What we liked best:
- student-directed. The student takes responsibility to manage their time and complete assignments on schedule, but the curriculum offers straightforward schedule suggestions and practical advice on how to do this and why it's expected and important for high schoolers.
- it's deep thinking, and it's thorough! Perfect for college-bound students. The Honors track is excellent for students who plan to take a CLEP test.
- full of links to helpful websites, and the books are readily available, many of them online.
- listening to audiobooks, preparing by reading Cliffs notes, and marking up your copy of the book are not only allowed, but encouraged!
- I loved the approach of looking at the art and music and other cultural influences as a part of the literary study.
- non-consumable - I always like this feature!
What we weren't crazy about:
- this is not a good fit for my high schooler right now. He is studying some literature as a part of his other coursework, so this would be "doubling up" in a sense - and in a discipline (writing) that is not his forte. I think for a struggling or resistant writer, this might not be best - or that student would need a lot more time and assistance in getting the writing done.
- not that I consider this a negative feature, but I'm not going to lie - there is a time commitment involved here, so that should be taken into consideration for students who are slow readers or who already carry a heavy course load. Campbell suggests that somewhere between an hour and two hours per day should be budgeted for reading and responding to the literature. This is, of course, excellent preparation for a college-bound student, but may be overwhelming for a student who dislikes reading and writing, or who reads at a significantly slower pace.
Honestly, I would have LOVED to do this course when I was in high school! I would strongly recommend this curriculum for high school students that have a strong interest in literature or in writing. And I don't think any college-bound student could go wrong by learning thorough and thoughtful literary analysis using this course. Having had just a little taste of the course, I really am hoping to be able to use it with one of my younger students as they reach high school age! I think this would be very enjoyable (provided they co-operate, of course!) to do together, being able to discuss the literature and have them write about it on their own.
Want to try some of this excellence? Here's what you need to know:

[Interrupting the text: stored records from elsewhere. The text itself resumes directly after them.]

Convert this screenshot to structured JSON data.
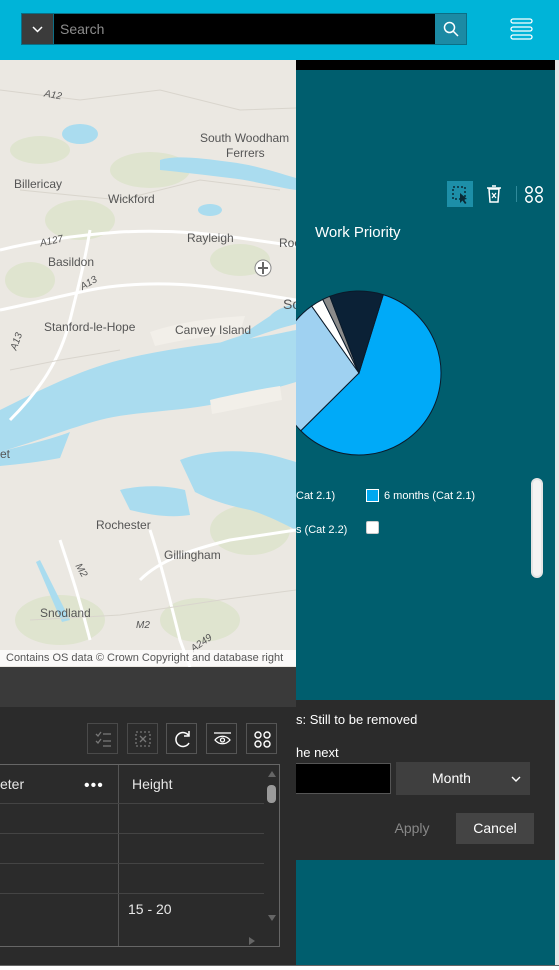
{
  "search": {
    "placeholder": "Search"
  },
  "map": {
    "attribution": "Contains OS data © Crown Copyright and database right",
    "places": [
      {
        "name": "A12",
        "italic": true
      },
      {
        "name": "South Woodham",
        "italic": false
      },
      {
        "name": "Ferrers",
        "italic": false
      },
      {
        "name": "Billericay",
        "italic": false
      },
      {
        "name": "Wickford",
        "italic": false
      },
      {
        "name": "A127",
        "italic": true
      },
      {
        "name": "Rayleigh",
        "italic": false
      },
      {
        "name": "Roc",
        "italic": false
      },
      {
        "name": "Basildon",
        "italic": false
      },
      {
        "name": "A13",
        "italic": true
      },
      {
        "name": "So",
        "italic": false
      },
      {
        "name": "Stanford-le-Hope",
        "italic": false
      },
      {
        "name": "Canvey Island",
        "italic": false
      },
      {
        "name": "A13",
        "italic": true
      },
      {
        "name": "et",
        "italic": false
      },
      {
        "name": "Rochester",
        "italic": false
      },
      {
        "name": "Gillingham",
        "italic": false
      },
      {
        "name": "M2",
        "italic": true
      },
      {
        "name": "Snodland",
        "italic": false
      },
      {
        "name": "M2",
        "italic": true
      },
      {
        "name": "A249",
        "italic": true
      }
    ]
  },
  "widget": {
    "chart_title": "Work Priority",
    "legend": [
      {
        "label": "Cat 2.1)",
        "color": "#0a2036"
      },
      {
        "label": "6 months (Cat 2.1)",
        "color": "#00a8f0"
      },
      {
        "label": "s (Cat 2.2)",
        "color": "#0a2036"
      },
      {
        "label": "",
        "color": "#ffffff"
      }
    ]
  },
  "chart_data": {
    "type": "pie",
    "title": "Work Priority",
    "slices": [
      {
        "label": "6 months (Cat 2.1)",
        "value": 57.5,
        "color": "#00aaf8"
      },
      {
        "label": "",
        "value": 27.5,
        "color": "#9fd1f1"
      },
      {
        "label": "",
        "value": 2.5,
        "color": "#ffffff"
      },
      {
        "label": "",
        "value": 1.5,
        "color": "#8b8b8b"
      },
      {
        "label": "",
        "value": 10.5,
        "color": "#0b2136"
      }
    ]
  },
  "table": {
    "columns": [
      "eter",
      "Height"
    ],
    "rows": [
      {
        "c1": "",
        "c2": ""
      },
      {
        "c1": "",
        "c2": ""
      },
      {
        "c1": "",
        "c2": ""
      },
      {
        "c1": "",
        "c2": "15 - 20"
      }
    ]
  },
  "filter": {
    "status_text": "s: Still to be removed",
    "next_text": "he next",
    "period_value": "Month",
    "apply_label": "Apply",
    "cancel_label": "Cancel"
  }
}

Visit the Everyday Education website to learn more about the author, Janice Campbell, and to find out more about their products. The Excellence in Literature series is a complete literature curriculum for Grades 8-12. The first in the series is Introduction to Literature. The website also offers a free printable information sheet with the 5-year booklist.
The print book is available for $29 + $4.95 Priority Mail Shipping. The Ebook version can be purchased for $27 and provides instant access. It is designed to be printed double-sided and put in a 3-ring binder.
Visit the TOS Homeschool Crew Blog for more info and to read reviews from other Crew members.
Note: As part of the TOS Homeschool Crew, we were provided with an electronic copy of this course in exchange for our honest opinions.